### Problem details
Go through the material and return every line that contains the string "play".

### Entries supplied
======

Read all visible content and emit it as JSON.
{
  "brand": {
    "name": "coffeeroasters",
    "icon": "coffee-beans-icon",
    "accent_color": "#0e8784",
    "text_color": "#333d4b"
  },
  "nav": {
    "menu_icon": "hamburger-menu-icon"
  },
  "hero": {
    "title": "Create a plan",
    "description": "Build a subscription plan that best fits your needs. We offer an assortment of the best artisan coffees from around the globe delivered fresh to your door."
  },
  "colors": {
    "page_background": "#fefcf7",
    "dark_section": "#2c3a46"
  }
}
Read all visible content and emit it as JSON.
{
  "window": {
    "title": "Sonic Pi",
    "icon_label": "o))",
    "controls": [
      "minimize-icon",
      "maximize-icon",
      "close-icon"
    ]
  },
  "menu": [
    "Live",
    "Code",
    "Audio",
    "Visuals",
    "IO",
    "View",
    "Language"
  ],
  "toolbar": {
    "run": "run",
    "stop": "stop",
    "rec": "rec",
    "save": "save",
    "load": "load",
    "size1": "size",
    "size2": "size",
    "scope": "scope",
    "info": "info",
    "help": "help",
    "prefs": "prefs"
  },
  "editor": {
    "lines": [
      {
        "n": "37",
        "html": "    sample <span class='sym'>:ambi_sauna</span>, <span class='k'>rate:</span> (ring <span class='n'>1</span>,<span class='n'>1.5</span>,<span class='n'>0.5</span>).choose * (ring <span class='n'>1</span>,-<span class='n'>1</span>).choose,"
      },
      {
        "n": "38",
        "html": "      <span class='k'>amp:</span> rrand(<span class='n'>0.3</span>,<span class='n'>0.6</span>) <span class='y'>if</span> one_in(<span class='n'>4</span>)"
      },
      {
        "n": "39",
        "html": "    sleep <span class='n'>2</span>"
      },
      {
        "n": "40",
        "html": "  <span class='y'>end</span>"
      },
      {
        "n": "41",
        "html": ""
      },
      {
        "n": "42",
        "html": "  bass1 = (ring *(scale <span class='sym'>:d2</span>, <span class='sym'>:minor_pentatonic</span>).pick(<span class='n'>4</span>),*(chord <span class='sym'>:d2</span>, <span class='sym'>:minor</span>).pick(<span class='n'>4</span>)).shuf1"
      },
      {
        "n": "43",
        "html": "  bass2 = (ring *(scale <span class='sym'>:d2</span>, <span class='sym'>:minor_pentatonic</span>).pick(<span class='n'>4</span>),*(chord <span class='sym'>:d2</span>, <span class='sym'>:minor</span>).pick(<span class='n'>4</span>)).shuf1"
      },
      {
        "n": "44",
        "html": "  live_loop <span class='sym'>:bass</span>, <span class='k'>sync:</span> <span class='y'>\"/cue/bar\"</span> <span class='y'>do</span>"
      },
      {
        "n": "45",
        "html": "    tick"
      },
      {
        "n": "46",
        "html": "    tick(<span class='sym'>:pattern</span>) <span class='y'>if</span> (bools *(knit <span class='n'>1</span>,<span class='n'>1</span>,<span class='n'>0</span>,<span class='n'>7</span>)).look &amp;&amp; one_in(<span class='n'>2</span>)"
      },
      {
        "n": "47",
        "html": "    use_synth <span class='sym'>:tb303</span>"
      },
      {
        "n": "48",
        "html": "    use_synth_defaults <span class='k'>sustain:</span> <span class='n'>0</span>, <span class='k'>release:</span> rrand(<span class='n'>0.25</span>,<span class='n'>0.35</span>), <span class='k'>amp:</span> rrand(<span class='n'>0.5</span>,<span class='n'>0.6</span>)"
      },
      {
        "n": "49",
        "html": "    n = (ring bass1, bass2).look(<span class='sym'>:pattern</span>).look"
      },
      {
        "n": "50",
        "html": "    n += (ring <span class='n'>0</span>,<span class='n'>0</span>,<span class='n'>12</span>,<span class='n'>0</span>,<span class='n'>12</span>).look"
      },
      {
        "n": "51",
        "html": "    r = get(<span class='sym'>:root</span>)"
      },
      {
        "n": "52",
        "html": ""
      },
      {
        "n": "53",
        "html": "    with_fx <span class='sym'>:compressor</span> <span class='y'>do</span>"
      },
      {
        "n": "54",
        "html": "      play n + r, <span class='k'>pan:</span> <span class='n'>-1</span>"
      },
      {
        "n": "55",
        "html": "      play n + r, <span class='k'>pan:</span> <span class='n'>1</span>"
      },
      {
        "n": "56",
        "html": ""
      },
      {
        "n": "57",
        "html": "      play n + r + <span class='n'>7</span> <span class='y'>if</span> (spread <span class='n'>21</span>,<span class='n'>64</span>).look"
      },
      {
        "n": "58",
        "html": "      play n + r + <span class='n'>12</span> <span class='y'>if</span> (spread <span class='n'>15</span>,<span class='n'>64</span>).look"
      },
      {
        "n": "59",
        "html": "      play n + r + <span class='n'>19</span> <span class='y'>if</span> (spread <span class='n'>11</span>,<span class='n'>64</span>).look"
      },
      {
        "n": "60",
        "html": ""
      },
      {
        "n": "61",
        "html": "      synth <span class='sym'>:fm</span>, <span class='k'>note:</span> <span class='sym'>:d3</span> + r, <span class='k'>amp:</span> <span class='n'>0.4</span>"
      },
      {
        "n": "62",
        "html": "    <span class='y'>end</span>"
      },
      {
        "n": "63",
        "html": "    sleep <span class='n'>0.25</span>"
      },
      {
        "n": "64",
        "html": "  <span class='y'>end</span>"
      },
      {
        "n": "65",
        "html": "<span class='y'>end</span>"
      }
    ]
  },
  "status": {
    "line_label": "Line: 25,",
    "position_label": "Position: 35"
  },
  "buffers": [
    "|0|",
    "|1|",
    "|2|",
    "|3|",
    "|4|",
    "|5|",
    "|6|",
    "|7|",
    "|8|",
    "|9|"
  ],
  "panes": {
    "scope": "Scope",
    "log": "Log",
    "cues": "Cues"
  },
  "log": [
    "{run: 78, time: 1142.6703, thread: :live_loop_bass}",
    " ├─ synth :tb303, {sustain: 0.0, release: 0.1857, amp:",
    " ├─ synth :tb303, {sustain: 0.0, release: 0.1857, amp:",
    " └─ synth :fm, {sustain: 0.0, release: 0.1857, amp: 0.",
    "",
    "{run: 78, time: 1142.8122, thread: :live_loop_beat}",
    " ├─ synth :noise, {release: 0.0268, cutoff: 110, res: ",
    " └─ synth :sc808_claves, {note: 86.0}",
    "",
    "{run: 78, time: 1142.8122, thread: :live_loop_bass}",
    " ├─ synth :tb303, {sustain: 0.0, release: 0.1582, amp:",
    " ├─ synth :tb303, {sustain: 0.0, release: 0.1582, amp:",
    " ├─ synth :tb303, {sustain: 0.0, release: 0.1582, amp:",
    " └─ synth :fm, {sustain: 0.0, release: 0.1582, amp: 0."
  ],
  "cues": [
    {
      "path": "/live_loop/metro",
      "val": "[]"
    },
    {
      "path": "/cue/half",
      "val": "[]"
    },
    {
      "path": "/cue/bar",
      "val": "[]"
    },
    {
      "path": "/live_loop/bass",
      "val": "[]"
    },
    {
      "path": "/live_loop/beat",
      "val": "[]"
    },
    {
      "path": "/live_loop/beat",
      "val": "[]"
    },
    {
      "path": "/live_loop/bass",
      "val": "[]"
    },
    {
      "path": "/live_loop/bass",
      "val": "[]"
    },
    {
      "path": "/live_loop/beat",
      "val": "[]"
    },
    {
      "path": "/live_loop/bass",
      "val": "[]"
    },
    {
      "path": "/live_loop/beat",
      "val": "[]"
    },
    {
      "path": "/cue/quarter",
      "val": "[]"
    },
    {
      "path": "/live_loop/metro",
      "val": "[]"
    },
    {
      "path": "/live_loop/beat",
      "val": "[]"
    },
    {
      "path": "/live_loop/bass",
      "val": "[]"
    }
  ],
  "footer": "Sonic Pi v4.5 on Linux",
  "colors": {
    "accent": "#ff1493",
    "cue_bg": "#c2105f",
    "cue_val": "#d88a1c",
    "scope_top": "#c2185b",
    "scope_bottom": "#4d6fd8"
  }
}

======

### Final answer
        "html": "      play n + r, <span class='k'>pan:</span> <span class='n'>-1</span>"
        "html": "      play n + r, <span class='k'>pan:</span> <span class='n'>1</span>"
        "html": "      play n + r + <span class='n'>7</span> <span class='y'>if</span> (spread <span class='n'>21</span>,<span class='n'>64</span>).look"
        "html": "      play n + r + <span class='n'>12</span> <span class='y'>if</span> (spread <span class='n'>15</span>,<span class='n'>64</span>).look"
        "html": "      play n + r + <span class='n'>19</span> <span class='y'>if</span> (spread <span class='n'>11</span>,<span class='n'>64</span>).look"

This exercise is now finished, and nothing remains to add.